Where do you even start?! Haha. The biggest barrier is ignorance about the disease. Everyone assumes it is a basic gluten intolerance or allergy. They don’t realise its a serious chronic, lifelong autoimmune disease that can have devastating consequences on your health. Ignorance takes many forms, whether its hospitality staff, chefs, and even family and friends just not getting it and making hurtful comments. My favourite lines are ‘sure a bite won’t hurt’ or ‘can you eat potatoes?’ (very common in Ireland!). Its difficult eating out, or eating at friends. More often than not it’s easier to just eat beforehand or bring your own pre-prepared food!
Lack of support upon initial diagnosis has also been a barrier I have found not only for myself but for many individuals I have spoken with who have also been diagnosed.
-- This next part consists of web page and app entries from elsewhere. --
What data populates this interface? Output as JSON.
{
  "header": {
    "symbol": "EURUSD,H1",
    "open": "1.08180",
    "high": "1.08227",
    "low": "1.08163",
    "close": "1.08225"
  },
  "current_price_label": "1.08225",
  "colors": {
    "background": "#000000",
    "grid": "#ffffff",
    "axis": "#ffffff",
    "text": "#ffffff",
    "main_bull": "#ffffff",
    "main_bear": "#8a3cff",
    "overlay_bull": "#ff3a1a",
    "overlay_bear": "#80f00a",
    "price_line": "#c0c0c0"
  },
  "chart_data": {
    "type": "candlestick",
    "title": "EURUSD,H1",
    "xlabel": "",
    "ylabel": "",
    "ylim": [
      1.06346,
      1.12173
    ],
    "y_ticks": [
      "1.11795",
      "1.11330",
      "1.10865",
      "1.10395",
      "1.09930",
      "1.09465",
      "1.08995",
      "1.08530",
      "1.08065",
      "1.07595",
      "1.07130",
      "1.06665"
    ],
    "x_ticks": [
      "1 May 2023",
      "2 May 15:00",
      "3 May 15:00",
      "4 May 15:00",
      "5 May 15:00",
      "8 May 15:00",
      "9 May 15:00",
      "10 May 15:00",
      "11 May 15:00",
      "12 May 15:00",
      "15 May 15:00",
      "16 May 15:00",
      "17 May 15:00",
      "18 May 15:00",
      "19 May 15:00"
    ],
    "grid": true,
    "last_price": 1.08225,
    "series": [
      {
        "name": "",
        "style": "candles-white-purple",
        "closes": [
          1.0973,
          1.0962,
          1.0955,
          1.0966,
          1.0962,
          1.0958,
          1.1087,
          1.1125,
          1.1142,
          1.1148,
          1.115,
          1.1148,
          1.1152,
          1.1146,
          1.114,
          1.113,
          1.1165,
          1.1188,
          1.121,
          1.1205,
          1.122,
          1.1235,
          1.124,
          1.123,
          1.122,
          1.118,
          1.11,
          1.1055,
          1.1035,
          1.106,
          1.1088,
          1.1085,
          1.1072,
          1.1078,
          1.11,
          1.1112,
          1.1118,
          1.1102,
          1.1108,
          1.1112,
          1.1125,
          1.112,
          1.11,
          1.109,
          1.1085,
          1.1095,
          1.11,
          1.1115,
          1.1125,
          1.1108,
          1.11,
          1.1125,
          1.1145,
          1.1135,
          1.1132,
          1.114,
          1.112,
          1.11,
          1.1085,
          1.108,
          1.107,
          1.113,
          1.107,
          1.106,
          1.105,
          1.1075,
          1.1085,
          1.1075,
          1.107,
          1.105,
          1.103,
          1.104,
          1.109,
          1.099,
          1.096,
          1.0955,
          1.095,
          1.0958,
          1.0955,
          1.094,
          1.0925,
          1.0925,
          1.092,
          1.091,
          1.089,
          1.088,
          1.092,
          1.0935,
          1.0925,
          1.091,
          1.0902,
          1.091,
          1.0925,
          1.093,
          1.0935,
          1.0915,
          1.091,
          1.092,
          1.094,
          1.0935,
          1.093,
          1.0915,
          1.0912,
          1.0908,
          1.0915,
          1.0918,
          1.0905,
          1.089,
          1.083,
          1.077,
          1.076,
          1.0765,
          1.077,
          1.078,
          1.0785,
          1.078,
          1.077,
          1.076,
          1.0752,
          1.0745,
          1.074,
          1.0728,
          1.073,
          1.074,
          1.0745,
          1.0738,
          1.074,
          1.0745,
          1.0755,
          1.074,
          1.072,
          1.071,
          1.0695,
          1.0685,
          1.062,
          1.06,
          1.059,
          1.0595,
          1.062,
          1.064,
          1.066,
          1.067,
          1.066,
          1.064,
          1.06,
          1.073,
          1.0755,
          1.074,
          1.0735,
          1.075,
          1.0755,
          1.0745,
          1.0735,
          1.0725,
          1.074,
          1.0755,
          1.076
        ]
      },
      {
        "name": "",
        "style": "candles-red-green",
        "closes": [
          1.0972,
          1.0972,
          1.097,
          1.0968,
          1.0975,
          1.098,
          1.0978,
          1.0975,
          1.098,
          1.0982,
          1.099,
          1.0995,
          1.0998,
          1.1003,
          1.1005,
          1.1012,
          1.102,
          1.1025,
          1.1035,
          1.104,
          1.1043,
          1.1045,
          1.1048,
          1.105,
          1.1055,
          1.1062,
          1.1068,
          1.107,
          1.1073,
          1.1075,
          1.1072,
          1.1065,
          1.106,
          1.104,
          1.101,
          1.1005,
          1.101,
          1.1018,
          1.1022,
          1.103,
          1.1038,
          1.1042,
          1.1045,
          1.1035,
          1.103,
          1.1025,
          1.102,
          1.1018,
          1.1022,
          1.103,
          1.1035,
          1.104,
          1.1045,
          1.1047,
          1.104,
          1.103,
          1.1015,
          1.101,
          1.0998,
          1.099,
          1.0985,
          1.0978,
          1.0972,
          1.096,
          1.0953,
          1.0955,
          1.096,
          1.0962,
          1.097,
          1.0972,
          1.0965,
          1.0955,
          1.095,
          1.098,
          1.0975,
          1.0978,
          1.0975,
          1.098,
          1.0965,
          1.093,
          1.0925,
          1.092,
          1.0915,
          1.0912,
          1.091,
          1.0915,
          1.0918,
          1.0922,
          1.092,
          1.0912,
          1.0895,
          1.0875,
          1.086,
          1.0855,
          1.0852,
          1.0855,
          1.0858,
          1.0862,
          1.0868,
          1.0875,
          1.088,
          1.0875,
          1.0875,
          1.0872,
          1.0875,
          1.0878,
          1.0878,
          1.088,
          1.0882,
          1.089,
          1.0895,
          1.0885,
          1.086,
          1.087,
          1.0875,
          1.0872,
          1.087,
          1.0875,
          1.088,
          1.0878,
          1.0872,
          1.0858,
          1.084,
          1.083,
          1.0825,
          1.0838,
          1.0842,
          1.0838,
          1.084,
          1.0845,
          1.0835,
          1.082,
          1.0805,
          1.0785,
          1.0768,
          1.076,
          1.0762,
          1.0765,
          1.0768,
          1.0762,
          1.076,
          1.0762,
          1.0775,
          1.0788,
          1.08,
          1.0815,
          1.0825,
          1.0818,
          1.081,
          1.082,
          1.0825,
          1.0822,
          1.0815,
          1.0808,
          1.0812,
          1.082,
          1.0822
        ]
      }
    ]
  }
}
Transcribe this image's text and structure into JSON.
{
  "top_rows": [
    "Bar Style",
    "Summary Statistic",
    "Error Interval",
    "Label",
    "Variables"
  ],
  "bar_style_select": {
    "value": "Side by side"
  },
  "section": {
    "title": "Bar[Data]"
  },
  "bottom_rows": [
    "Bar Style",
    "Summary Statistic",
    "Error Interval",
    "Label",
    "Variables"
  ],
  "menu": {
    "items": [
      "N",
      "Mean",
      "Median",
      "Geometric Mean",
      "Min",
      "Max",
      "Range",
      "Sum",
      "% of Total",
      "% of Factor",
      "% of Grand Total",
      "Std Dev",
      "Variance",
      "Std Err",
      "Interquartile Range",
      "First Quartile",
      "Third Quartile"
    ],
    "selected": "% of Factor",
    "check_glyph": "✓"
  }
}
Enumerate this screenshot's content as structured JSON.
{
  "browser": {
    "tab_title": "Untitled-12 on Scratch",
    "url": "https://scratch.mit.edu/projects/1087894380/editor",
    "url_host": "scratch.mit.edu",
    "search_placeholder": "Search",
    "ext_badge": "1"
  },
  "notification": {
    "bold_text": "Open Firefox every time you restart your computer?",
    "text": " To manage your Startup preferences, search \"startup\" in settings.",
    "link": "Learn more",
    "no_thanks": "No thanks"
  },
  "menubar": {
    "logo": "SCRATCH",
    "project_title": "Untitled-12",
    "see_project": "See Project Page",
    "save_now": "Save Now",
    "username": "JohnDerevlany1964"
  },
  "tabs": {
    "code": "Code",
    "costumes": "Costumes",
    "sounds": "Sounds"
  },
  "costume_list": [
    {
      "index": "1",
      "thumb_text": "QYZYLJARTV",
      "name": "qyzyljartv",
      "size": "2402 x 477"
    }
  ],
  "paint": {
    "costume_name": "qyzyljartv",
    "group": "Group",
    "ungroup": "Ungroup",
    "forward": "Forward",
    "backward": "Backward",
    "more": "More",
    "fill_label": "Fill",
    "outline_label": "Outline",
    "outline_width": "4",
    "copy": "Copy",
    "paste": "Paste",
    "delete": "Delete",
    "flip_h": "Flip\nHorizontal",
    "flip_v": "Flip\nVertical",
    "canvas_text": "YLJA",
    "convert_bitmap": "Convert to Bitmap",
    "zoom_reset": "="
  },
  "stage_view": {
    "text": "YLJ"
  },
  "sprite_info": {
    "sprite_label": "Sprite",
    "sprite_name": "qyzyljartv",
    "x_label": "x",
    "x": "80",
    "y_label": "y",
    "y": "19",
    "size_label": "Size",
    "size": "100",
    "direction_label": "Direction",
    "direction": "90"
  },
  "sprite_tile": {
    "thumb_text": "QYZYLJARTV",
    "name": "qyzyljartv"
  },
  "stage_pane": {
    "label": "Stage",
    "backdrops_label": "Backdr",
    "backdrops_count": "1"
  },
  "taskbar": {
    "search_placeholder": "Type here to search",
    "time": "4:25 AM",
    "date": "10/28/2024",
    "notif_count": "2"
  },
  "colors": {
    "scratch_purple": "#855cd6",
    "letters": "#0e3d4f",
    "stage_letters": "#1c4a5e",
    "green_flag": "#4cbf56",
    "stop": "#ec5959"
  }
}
The other barrier I find for Coeliacs (which is a contentious issue I know and this may raise a few eyebrows….) is individuals with gluten intolerance who self-diagnose themselves or are diagnosed through unreliable intolerance testing (IgG testing), not through their GP. This can be very dangerous. Not to take away from people who suffer a serious gluten intolerance diagnosed by their GP and that is not my intention; but I’ve unfortunately witnessed some people tell the waiter they are strict gluten free and then proceed to order a gluten filled sticky toffee pudding for dessert because ‘its just a few bites’. This confuses hospitality staff, sets a precedent and ultimately dilutes and trivialises Coeliac Disease, where we cannot be so relaxed and choosey. As a Coeliac, it is my ultimate pet peeve! What is also worth mentioning is the danger the companies or fake nutritionists create when promoting these unreliable intolerance tests. I want to continue to work to raise awareness of this and getting nutrition advice only from a qualified source.
What are your aspirations for the future?
I want to continue to work in Health Promotion as it is really enjoyable and I get a lot out of making a difference in peoples lives. However I have aspirations outside of this to expand on my own private work raising awareness of Coeliac Disease and support with food allergies, intolerances and gut health as it is my absolute passion! I have a few things planned for 2021 so keep an eye on my website: https://www.coeliacnutritionistni.co.uk/.
Thank you SO much Orla for sharing your experiences, both career wise and personal. I hope it gives people some insight in all the areas!